A pension is a valuable asset for retirement planning, providing individuals with the financial security they need to enjoy their golden years without worrying about money.
The UK government offers tax relief on pension contributions as an incentive for individuals to save for retirement. However, there is a limit to how much can be saved in a pension before incurring a tax penalty known as the lifetime allowance.
The lifetime allowance
The lifetime allowance is a cap on the amount of pension savings an individual can accumulate over their lifetime without incurring a tax charge. The current lifetime allowance for the tax year 2022-23 is £1,073,100, and this is set to increase in line with inflation in future years.
When was the lifetime allowance introduced?
The lifetime allowance was introduced in 2006 as part of the government's pension simplification reforms. The aim was to create a simpler, fairer, and more sustainable pensions system that encouraged people to save for retirement.
Before the introduction of the lifetime allowance, there were complex rules around pension contributions and tax relief. Individuals could accumulate large pension pots without incurring any tax charges, which was seen as unfair and unsustainable.
The lifetime allowance ensures that high earners cannot accumulate excessive pension savings without paying their fair share of tax. It also provides a level of certainty for individuals planning their retirement, as they know how much they can save in their pension without incurring any tax penalties.
The lifetime allowance applies to all pension savings, including defined contribution and defined benefit pensions, as well as any additional voluntary contributions (AVCs) and personal pensions. It is also relevant for those with multiple pension plans, as the lifetime allowance applies to the total amount of pension savings an individual has across all their pensions.
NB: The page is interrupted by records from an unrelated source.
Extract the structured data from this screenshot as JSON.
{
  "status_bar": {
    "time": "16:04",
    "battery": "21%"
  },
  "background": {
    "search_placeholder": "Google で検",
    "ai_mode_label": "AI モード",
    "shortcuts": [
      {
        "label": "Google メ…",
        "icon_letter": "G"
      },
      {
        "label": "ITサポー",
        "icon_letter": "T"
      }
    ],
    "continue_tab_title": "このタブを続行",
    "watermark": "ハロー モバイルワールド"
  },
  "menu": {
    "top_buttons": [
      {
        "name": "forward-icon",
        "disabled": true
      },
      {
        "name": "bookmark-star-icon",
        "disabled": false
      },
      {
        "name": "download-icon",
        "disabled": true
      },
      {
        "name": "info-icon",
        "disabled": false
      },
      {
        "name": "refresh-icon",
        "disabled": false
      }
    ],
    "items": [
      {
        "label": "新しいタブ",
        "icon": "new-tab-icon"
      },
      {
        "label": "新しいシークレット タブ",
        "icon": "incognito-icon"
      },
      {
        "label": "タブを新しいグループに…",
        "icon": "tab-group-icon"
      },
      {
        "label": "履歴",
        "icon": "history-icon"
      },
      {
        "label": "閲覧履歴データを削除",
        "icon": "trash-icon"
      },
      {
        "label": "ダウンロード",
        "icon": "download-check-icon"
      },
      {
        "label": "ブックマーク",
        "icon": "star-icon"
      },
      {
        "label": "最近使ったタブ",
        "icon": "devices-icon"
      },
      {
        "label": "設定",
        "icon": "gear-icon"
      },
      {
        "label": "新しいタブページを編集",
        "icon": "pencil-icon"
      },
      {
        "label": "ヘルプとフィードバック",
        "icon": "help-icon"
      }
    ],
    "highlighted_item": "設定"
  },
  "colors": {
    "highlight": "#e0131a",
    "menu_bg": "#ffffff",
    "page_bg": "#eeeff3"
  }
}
If an individual's total pension savings exceed the lifetime allowance, they will incur a tax charge on the excess amount. The rate of tax charged depends on how the excess amount is taken. If the excess amount is taken as a lump sum, it will be subject to a tax charge of 55%. If the excess amount is taken as income, it will be subject to a tax charge of 25% in addition to the individual's marginal income tax rate.
It is worth noting that there are some protections in place for individuals who had already built up large pension pots before the introduction of the lifetime allowance. These protections are known as fixed protection and individual protection and allow individuals to retain a higher lifetime allowance than the standard limit. However, these protections come with certain restrictions, such as a limit on future pension contributions.
It is important for individuals to keep track of their pension savings and monitor their progress towards the lifetime allowance. This can be particularly important for high earners or those with multiple pensions, who may be at risk of exceeding the lifetime allowance. In some cases, it may be beneficial to take action to reduce pension savings, such as by taking benefits earlier or reducing pension contributions.
In conclusion, the lifetime allowance is a cap on the amount of pension savings an individual can accumulate over their lifetime without incurring a tax charge. It was introduced as part of the government's pension simplification reforms and aims to create a fairer and more sustainable pensions system.
It is important for individuals to keep track of their pension savings and monitor their progress towards the lifetime allowance to avoid any unexpected tax charges.
Today, 15.3.23 the lifetime allowance was abolished in the Spring 2023 budget.